_ACTION ITEM_:
Without any change, set down every record below.

_App and web page records_:
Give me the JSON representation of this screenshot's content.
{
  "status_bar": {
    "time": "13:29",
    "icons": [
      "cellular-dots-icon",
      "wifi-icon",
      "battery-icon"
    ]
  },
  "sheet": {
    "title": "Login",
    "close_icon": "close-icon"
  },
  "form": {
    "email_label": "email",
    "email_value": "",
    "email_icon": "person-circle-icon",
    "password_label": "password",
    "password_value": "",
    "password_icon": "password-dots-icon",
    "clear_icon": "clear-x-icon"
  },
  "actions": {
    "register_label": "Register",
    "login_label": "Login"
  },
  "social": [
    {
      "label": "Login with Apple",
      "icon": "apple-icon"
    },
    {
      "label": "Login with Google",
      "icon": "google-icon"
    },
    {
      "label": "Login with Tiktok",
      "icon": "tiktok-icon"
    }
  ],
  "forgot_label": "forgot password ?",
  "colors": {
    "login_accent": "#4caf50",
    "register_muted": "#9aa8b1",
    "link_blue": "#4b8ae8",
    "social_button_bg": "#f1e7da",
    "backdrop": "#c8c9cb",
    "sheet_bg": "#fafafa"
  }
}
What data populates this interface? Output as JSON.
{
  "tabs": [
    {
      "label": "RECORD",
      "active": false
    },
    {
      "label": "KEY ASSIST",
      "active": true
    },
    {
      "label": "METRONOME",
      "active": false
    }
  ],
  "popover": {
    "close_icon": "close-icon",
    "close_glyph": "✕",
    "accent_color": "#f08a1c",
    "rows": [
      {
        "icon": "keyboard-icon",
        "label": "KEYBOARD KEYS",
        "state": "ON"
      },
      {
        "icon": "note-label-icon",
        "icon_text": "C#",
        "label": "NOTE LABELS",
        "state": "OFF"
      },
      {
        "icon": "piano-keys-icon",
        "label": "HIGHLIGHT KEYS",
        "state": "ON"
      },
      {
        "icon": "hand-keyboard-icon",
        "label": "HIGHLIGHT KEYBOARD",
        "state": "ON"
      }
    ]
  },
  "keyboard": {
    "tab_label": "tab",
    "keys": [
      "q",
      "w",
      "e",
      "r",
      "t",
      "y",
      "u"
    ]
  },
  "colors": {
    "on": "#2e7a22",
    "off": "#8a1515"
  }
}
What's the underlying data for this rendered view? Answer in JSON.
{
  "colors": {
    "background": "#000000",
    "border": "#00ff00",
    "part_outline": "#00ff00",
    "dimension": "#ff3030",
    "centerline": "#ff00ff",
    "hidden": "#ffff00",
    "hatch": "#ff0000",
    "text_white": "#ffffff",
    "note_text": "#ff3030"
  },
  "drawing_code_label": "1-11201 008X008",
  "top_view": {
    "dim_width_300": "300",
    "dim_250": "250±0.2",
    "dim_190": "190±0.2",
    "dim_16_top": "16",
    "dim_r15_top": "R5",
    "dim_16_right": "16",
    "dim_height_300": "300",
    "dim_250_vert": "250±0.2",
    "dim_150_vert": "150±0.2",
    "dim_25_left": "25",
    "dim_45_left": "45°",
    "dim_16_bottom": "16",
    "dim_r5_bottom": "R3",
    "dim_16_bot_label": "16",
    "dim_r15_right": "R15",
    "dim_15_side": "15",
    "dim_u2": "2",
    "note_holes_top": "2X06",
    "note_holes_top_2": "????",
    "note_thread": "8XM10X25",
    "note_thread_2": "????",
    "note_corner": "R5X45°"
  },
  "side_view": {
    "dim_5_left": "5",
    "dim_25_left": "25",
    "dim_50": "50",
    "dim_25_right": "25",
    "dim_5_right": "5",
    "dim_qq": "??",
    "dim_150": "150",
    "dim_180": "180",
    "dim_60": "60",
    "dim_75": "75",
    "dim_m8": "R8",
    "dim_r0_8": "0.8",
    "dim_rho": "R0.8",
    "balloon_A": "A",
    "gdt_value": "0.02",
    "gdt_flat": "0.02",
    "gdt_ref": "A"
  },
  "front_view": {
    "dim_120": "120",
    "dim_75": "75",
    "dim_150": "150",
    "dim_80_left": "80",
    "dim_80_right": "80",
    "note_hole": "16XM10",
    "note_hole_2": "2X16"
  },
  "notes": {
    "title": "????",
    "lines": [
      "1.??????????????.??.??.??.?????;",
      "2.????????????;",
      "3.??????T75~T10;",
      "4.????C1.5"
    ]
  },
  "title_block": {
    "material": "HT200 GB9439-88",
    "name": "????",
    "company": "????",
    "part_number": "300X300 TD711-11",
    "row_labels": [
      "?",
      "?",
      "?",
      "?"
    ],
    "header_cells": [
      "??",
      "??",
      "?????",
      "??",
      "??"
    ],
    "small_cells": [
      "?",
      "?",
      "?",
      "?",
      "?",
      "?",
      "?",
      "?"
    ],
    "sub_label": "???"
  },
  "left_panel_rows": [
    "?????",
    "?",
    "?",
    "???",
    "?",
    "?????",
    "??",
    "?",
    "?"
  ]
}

_TASK OUTPUT_:
Give me the JSON representation of this screenshot's content.
{
  "status_bar": {
    "time": "13:29",
    "icons": [
      "cellular-dots-icon",
      "wifi-icon",
      "battery-icon"
    ]
  },
  "sheet": {
    "title": "Login",
    "close_icon": "close-icon"
  },
  "form": {
    "email_label": "email",
    "email_value": "",
    "email_icon": "person-circle-icon",
    "password_label": "password",
    "password_value": "",
    "password_icon": "password-dots-icon",
    "clear_icon": "clear-x-icon"
  },
  "actions": {
    "register_label": "Register",
    "login_label": "Login"
  },
  "social": [
    {
      "label": "Login with Apple",
      "icon": "apple-icon"
    },
    {
      "label": "Login with Google",
      "icon": "google-icon"
    },
    {
      "label": "Login with Tiktok",
      "icon": "tiktok-icon"
    }
  ],
  "forgot_label": "forgot password ?",
  "colors": {
    "login_accent": "#4caf50",
    "register_muted": "#9aa8b1",
    "link_blue": "#4b8ae8",
    "social_button_bg": "#f1e7da",
    "backdrop": "#c8c9cb",
    "sheet_bg": "#fafafa"
  }
}
What data populates this interface? Output as JSON.
{
  "tabs": [
    {
      "label": "RECORD",
      "active": false
    },
    {
      "label": "KEY ASSIST",
      "active": true
    },
    {
      "label": "METRONOME",
      "active": false
    }
  ],
  "popover": {
    "close_icon": "close-icon",
    "close_glyph": "✕",
    "accent_color": "#f08a1c",
    "rows": [
      {
        "icon": "keyboard-icon",
        "label": "KEYBOARD KEYS",
        "state": "ON"
      },
      {
        "icon": "note-label-icon",
        "icon_text": "C#",
        "label": "NOTE LABELS",
        "state": "OFF"
      },
      {
        "icon": "piano-keys-icon",
        "label": "HIGHLIGHT KEYS",
        "state": "ON"
      },
      {
        "icon": "hand-keyboard-icon",
        "label": "HIGHLIGHT KEYBOARD",
        "state": "ON"
      }
    ]
  },
  "keyboard": {
    "tab_label": "tab",
    "keys": [
      "q",
      "w",
      "e",
      "r",
      "t",
      "y",
      "u"
    ]
  },
  "colors": {
    "on": "#2e7a22",
    "off": "#8a1515"
  }
}
What's the underlying data for this rendered view? Answer in JSON.
{
  "colors": {
    "background": "#000000",
    "border": "#00ff00",
    "part_outline": "#00ff00",
    "dimension": "#ff3030",
    "centerline": "#ff00ff",
    "hidden": "#ffff00",
    "hatch": "#ff0000",
    "text_white": "#ffffff",
    "note_text": "#ff3030"
  },
  "drawing_code_label": "1-11201 008X008",
  "top_view": {
    "dim_width_300": "300",
    "dim_250": "250±0.2",
    "dim_190": "190±0.2",
    "dim_16_top": "16",
    "dim_r15_top": "R5",
    "dim_16_right": "16",
    "dim_height_300": "300",
    "dim_250_vert": "250±0.2",
    "dim_150_vert": "150±0.2",
    "dim_25_left": "25",
    "dim_45_left": "45°",
    "dim_16_bottom": "16",
    "dim_r5_bottom": "R3",
    "dim_16_bot_label": "16",
    "dim_r15_right": "R15",
    "dim_15_side": "15",
    "dim_u2": "2",
    "note_holes_top": "2X06",
    "note_holes_top_2": "????",
    "note_thread": "8XM10X25",
    "note_thread_2": "????",
    "note_corner": "R5X45°"
  },
  "side_view": {
    "dim_5_left": "5",
    "dim_25_left": "25",
    "dim_50": "50",
    "dim_25_right": "25",
    "dim_5_right": "5",
    "dim_qq": "??",
    "dim_150": "150",
    "dim_180": "180",
    "dim_60": "60",
    "dim_75": "75",
    "dim_m8": "R8",
    "dim_r0_8": "0.8",
    "dim_rho": "R0.8",
    "balloon_A": "A",
    "gdt_value": "0.02",
    "gdt_flat": "0.02",
    "gdt_ref": "A"
  },
  "front_view": {
    "dim_120": "120",
    "dim_75": "75",
    "dim_150": "150",
    "dim_80_left": "80",
    "dim_80_right": "80",
    "note_hole": "16XM10",
    "note_hole_2": "2X16"
  },
  "notes": {
    "title": "????",
    "lines": [
      "1.??????????????.??.??.??.?????;",
      "2.????????????;",
      "3.??????T75~T10;",
      "4.????C1.5"
    ]
  },
  "title_block": {
    "material": "HT200 GB9439-88",
    "name": "????",
    "company": "????",
    "part_number": "300X300 TD711-11",
    "row_labels": [
      "?",
      "?",
      "?",
      "?"
    ],
    "header_cells": [
      "??",
      "??",
      "?????",
      "??",
      "??"
    ],
    "small_cells": [
      "?",
      "?",
      "?",
      "?",
      "?",
      "?",
      "?",
      "?"
    ],
    "sub_label": "???"
  },
  "left_panel_rows": [
    "?????",
    "?",
    "?",
    "???",
    "?",
    "?????",
    "??",
    "?",
    "?"
  ]
}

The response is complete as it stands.